Chapter 5 – Videogame structure.
Non-interactivity in the interactive video game. – This chapter outlines some of the parts of games that lack full immersion of the player.
“Videogames are defined by its focus on player activity.”
Cut scenes remove the player from participating involvement which means you lose the immersion.
Breaks and intermissions between levels are a staple of videogames – why is this? Cut scenes aren’t always counter=productive.
Levels, stages and mini games etc offer “different types of setting, action, location and even representational styles”.
VARIETY OF GAMEPLAY = GOOD!!

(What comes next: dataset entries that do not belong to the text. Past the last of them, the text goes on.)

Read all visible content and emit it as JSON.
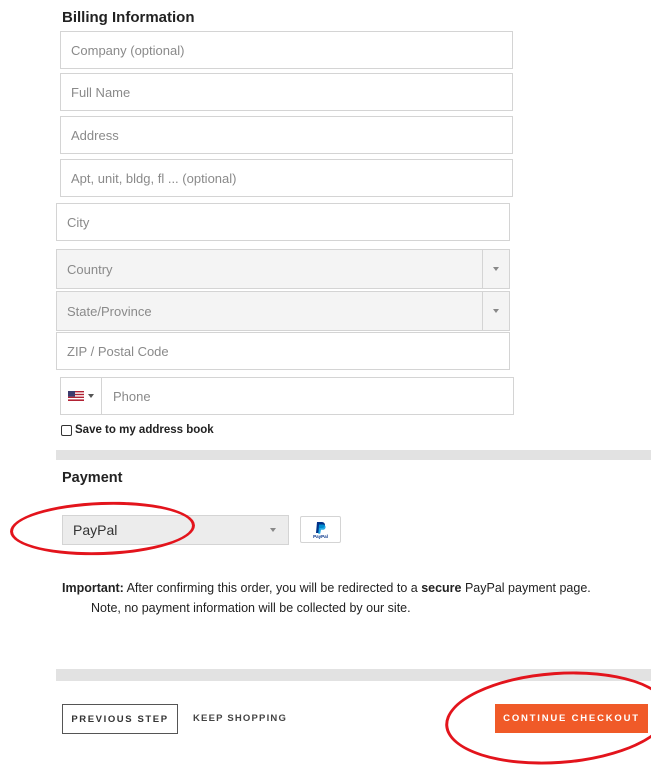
{
  "billing": {
    "heading": "Billing Information",
    "company_placeholder": "Company  (optional)",
    "fullname_placeholder": "Full Name",
    "address_placeholder": "Address",
    "apt_placeholder": "Apt, unit, bldg, fl ...  (optional)",
    "city_placeholder": "City",
    "country_placeholder": "Country",
    "state_placeholder": "State/Province",
    "zip_placeholder": "ZIP / Postal Code",
    "phone_placeholder": "Phone",
    "phone_flag": "us-flag-icon",
    "save_label": "Save to my address book",
    "save_checked": false
  },
  "payment": {
    "heading": "Payment",
    "method_selected": "PayPal",
    "method_icon": "paypal-logo",
    "important_label": "Important:",
    "message_part1": " After confirming this order, you will be redirected to a ",
    "message_bold": "secure",
    "message_part2": " PayPal payment page.",
    "message_line2": "Note, no payment information will be collected by our site.",
    "paypal_text": "PayPal"
  },
  "footer": {
    "previous_label": "PREVIOUS STEP",
    "keep_shopping_label": "KEEP SHOPPING",
    "continue_label": "CONTINUE CHECKOUT"
  },
  "colors": {
    "accent": "#f05a28",
    "annotation": "#e3141c"
  }
}
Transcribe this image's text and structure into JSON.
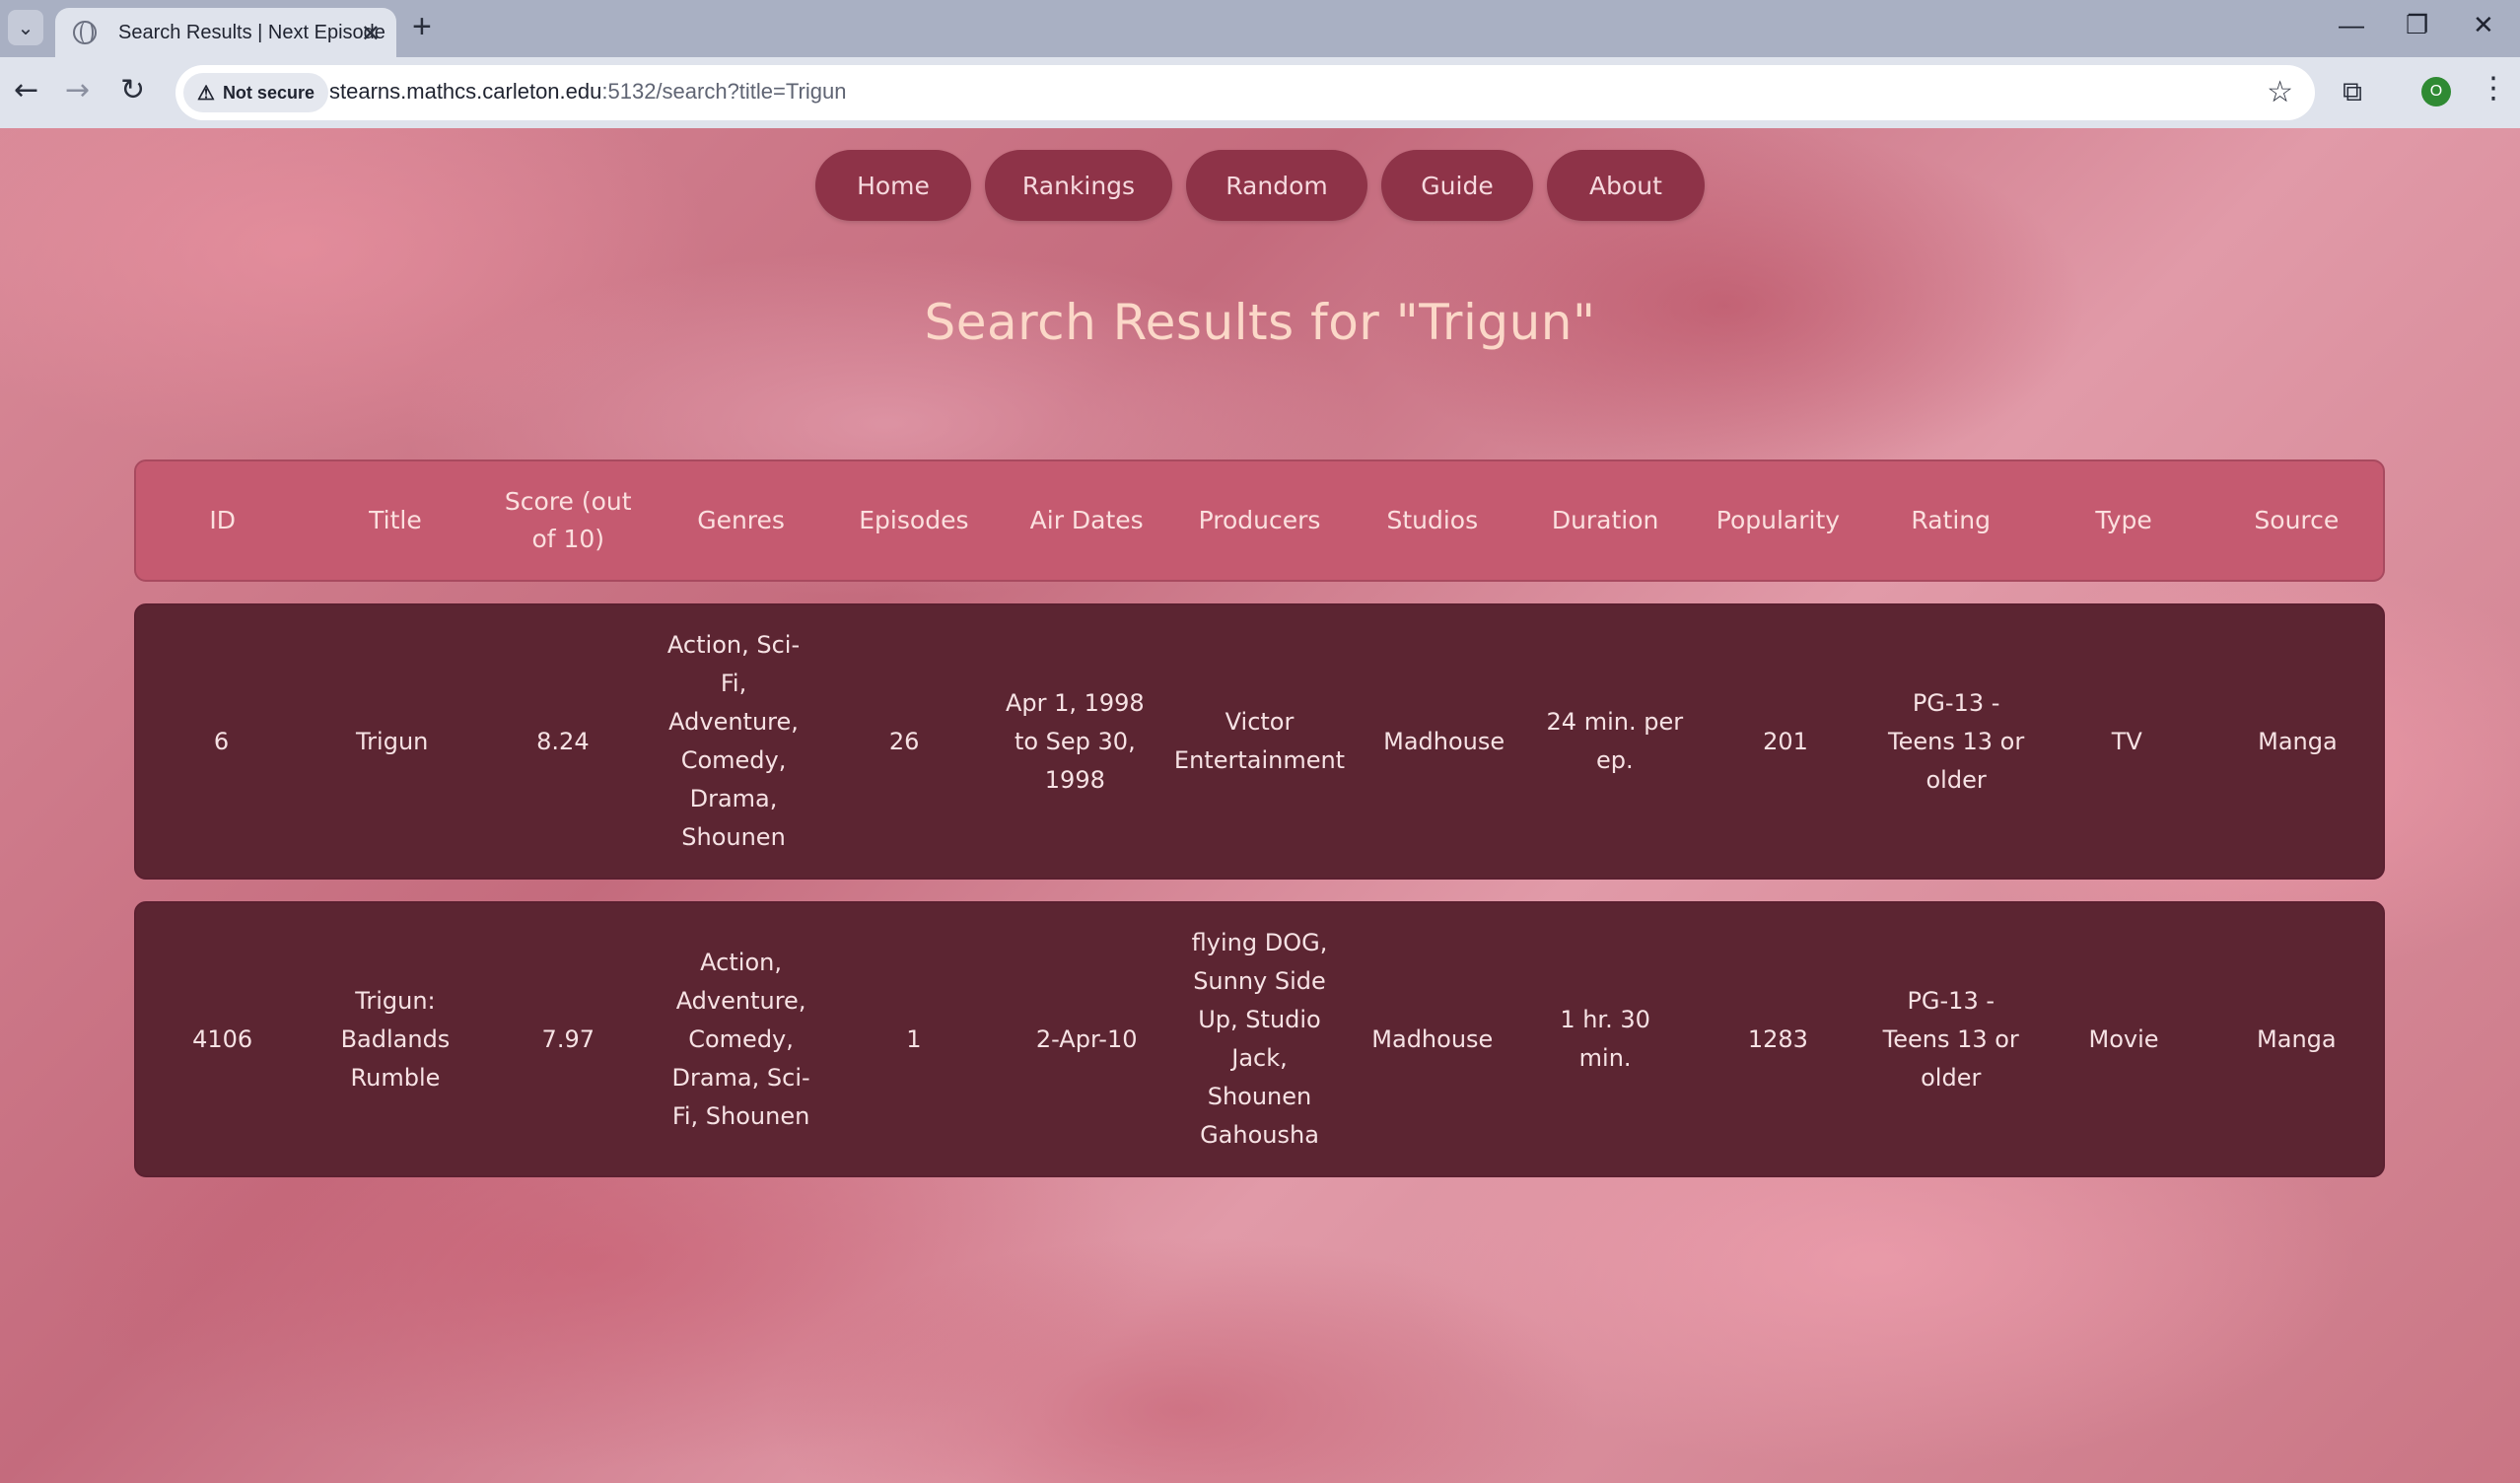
{
  "browser": {
    "tab_title": "Search Results | Next Episode",
    "security_label": "Not secure",
    "url_host": "stearns.mathcs.carleton.edu",
    "url_rest": ":5132/search?title=Trigun",
    "profile_initial": "O"
  },
  "nav": {
    "items": [
      {
        "label": "Home"
      },
      {
        "label": "Rankings"
      },
      {
        "label": "Random"
      },
      {
        "label": "Guide"
      },
      {
        "label": "About"
      }
    ]
  },
  "page": {
    "heading": "Search Results for \"Trigun\""
  },
  "table": {
    "headers": [
      "ID",
      "Title",
      "Score (out of 10)",
      "Genres",
      "Episodes",
      "Air Dates",
      "Producers",
      "Studios",
      "Duration",
      "Popularity",
      "Rating",
      "Type",
      "Source"
    ],
    "rows": [
      [
        "6",
        "Trigun",
        "8.24",
        "Action, Sci-Fi, Adventure, Comedy, Drama, Shounen",
        "26",
        "Apr 1, 1998 to Sep 30, 1998",
        "Victor Entertainment",
        "Madhouse",
        "24 min. per ep.",
        "201",
        "PG-13 - Teens 13 or older",
        "TV",
        "Manga"
      ],
      [
        "4106",
        "Trigun: Badlands Rumble",
        "7.97",
        "Action, Adventure, Comedy, Drama, Sci-Fi, Shounen",
        "1",
        "2-Apr-10",
        "flying DOG, Sunny Side Up, Studio Jack, Shounen Gahousha",
        "Madhouse",
        "1 hr. 30 min.",
        "1283",
        "PG-13 - Teens 13 or older",
        "Movie",
        "Manga"
      ]
    ]
  }
}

Subtle things are often important – the fact that “an enemy flashing white when hit by the player’s weapon is actually taking damage and not blocking or evading in some way.”, this is important because it shows tha the game mechanics and dynamics need to be clearly outlined for new players or similar to another game for existing players. Experience of games allows the player to know and expect key dynamics, i.e. visual clues that enemies are weak to specific weapons or have weak spots. Does this mean that games give experience that exists within reality and is transferable throughout games within a genre? The knowledge that a certain enemy is weak to a specific thing could refer to the reality that as human beings we have weak spots – vital organs etc.
Gameplay varieties – Super Mario is defined as a platform game yet it is varied with levels – you get a flying cap and now you can fly.
Immersion interface within games, controller is both uncomfortable yet a barrier to success.
Essay intro plan – Write about key immersion theory lead into how this works in games.
Is the non-consistent interactivity a good thing?
Page 77 – Level differentiation, Boss battles.
resilient foes that act as more of a challenge to the player. This is due to their ‘unique attack and defense patterns and their particular weaknesses.’
“The boss represents the controlled climax to a particular sequence of thematically and aesthetically related levels.” – this builds progression and development into a game.
Levels are the structure of a game – each one bringing a new set of enemies.
Page 82 – Between Levels
Cut scenes – why do they exist – they bring a lot of distraction to the immersion as the player is no longer in control. Seamlessness and continuous play are important to the immersion; “video games play must be about unbroken interaction”. Periods of ‘downtime’ and non-interaction inflict on the overall experience of the game.
Chapter 6 – Narrative and play. Audiences and players.
Rouse (2001) states that “video game engagement shifts from ‘interactive, participatory play’ to ‘passive, detached watching'”. It is players who breathe life into and sense of videogames.